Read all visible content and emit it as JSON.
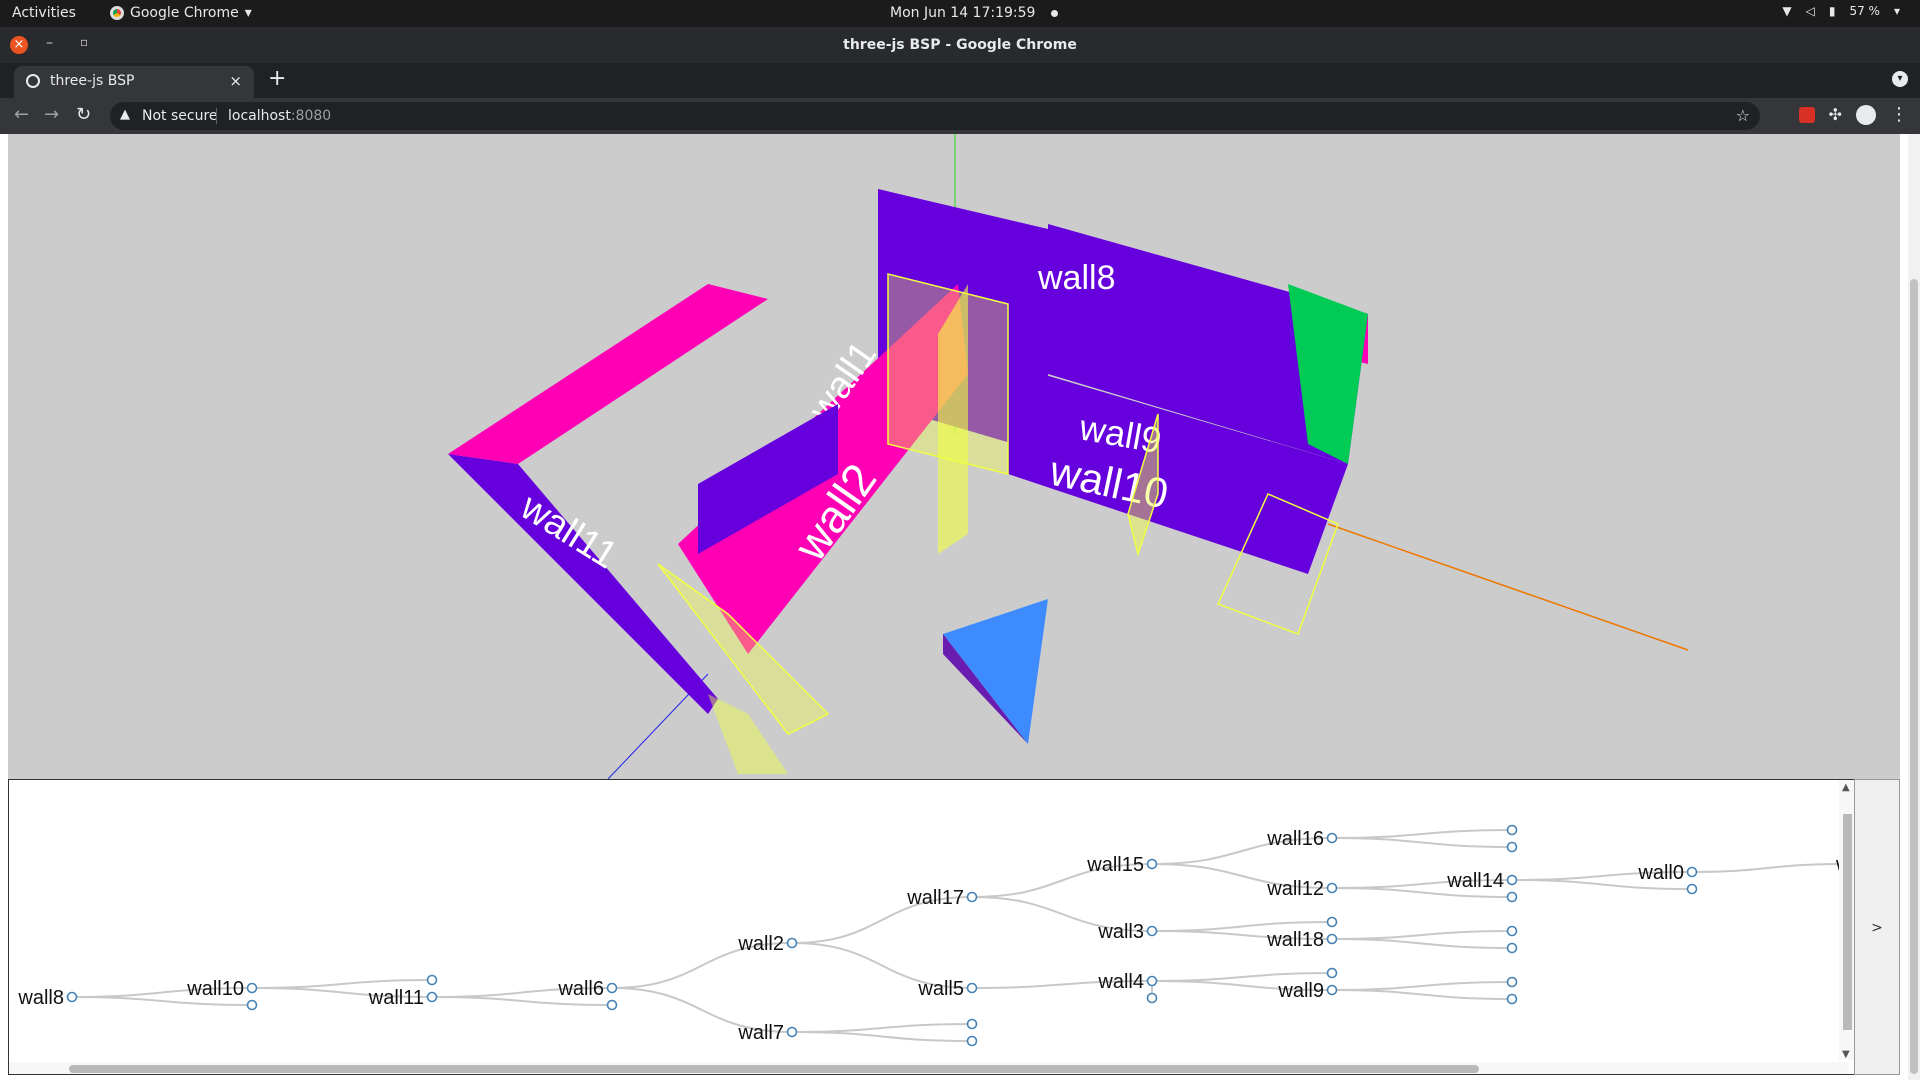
{
  "topbar": {
    "activities": "Activities",
    "app": "Google Chrome",
    "clock": "Mon Jun 14  17:19:59",
    "battery": "57 %"
  },
  "window": {
    "title": "three-js BSP - Google Chrome"
  },
  "tab": {
    "title": "three-js BSP"
  },
  "address": {
    "security": "Not secure",
    "host": "localhost",
    "port": ":8080"
  },
  "scene": {
    "wall_labels": [
      "wall8",
      "wall9",
      "wall10",
      "wall2",
      "wall11",
      "wall1"
    ],
    "colors": {
      "magenta": "#ff00b4",
      "purple": "#6600dd",
      "green": "#00cc55",
      "yellow": "#f0ff40",
      "background": "#cccccc"
    }
  },
  "tree": {
    "nodes": [
      {
        "id": "wall8",
        "label": "wall8"
      },
      {
        "id": "wall10",
        "label": "wall10"
      },
      {
        "id": "wall11",
        "label": "wall11"
      },
      {
        "id": "wall6",
        "label": "wall6"
      },
      {
        "id": "wall2",
        "label": "wall2"
      },
      {
        "id": "wall7",
        "label": "wall7"
      },
      {
        "id": "wall17",
        "label": "wall17"
      },
      {
        "id": "wall5",
        "label": "wall5"
      },
      {
        "id": "wall15",
        "label": "wall15"
      },
      {
        "id": "wall3",
        "label": "wall3"
      },
      {
        "id": "wall4",
        "label": "wall4"
      },
      {
        "id": "wall16",
        "label": "wall16"
      },
      {
        "id": "wall12",
        "label": "wall12"
      },
      {
        "id": "wall18",
        "label": "wall18"
      },
      {
        "id": "wall9",
        "label": "wall9"
      },
      {
        "id": "wall14",
        "label": "wall14"
      },
      {
        "id": "wall0",
        "label": "wall0"
      },
      {
        "id": "wa",
        "label": "wa"
      }
    ],
    "expand_label": ">"
  }
}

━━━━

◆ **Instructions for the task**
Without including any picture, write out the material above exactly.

◆ **Solution**
Read all visible content and emit it as JSON.
{
  "topbar": {
    "activities": "Activities",
    "app": "Google Chrome",
    "clock": "Mon Jun 14  17:19:59",
    "battery": "57 %"
  },
  "window": {
    "title": "three-js BSP - Google Chrome"
  },
  "tab": {
    "title": "three-js BSP"
  },
  "address": {
    "security": "Not secure",
    "host": "localhost",
    "port": ":8080"
  },
  "scene": {
    "wall_labels": [
      "wall8",
      "wall9",
      "wall10",
      "wall2",
      "wall11",
      "wall1"
    ],
    "colors": {
      "magenta": "#ff00b4",
      "purple": "#6600dd",
      "green": "#00cc55",
      "yellow": "#f0ff40",
      "background": "#cccccc"
    }
  },
  "tree": {
    "nodes": [
      {
        "id": "wall8",
        "label": "wall8"
      },
      {
        "id": "wall10",
        "label": "wall10"
      },
      {
        "id": "wall11",
        "label": "wall11"
      },
      {
        "id": "wall6",
        "label": "wall6"
      },
      {
        "id": "wall2",
        "label": "wall2"
      },
      {
        "id": "wall7",
        "label": "wall7"
      },
      {
        "id": "wall17",
        "label": "wall17"
      },
      {
        "id": "wall5",
        "label": "wall5"
      },
      {
        "id": "wall15",
        "label": "wall15"
      },
      {
        "id": "wall3",
        "label": "wall3"
      },
      {
        "id": "wall4",
        "label": "wall4"
      },
      {
        "id": "wall16",
        "label": "wall16"
      },
      {
        "id": "wall12",
        "label": "wall12"
      },
      {
        "id": "wall18",
        "label": "wall18"
      },
      {
        "id": "wall9",
        "label": "wall9"
      },
      {
        "id": "wall14",
        "label": "wall14"
      },
      {
        "id": "wall0",
        "label": "wall0"
      },
      {
        "id": "wa",
        "label": "wa"
      }
    ],
    "expand_label": ">"
  }
}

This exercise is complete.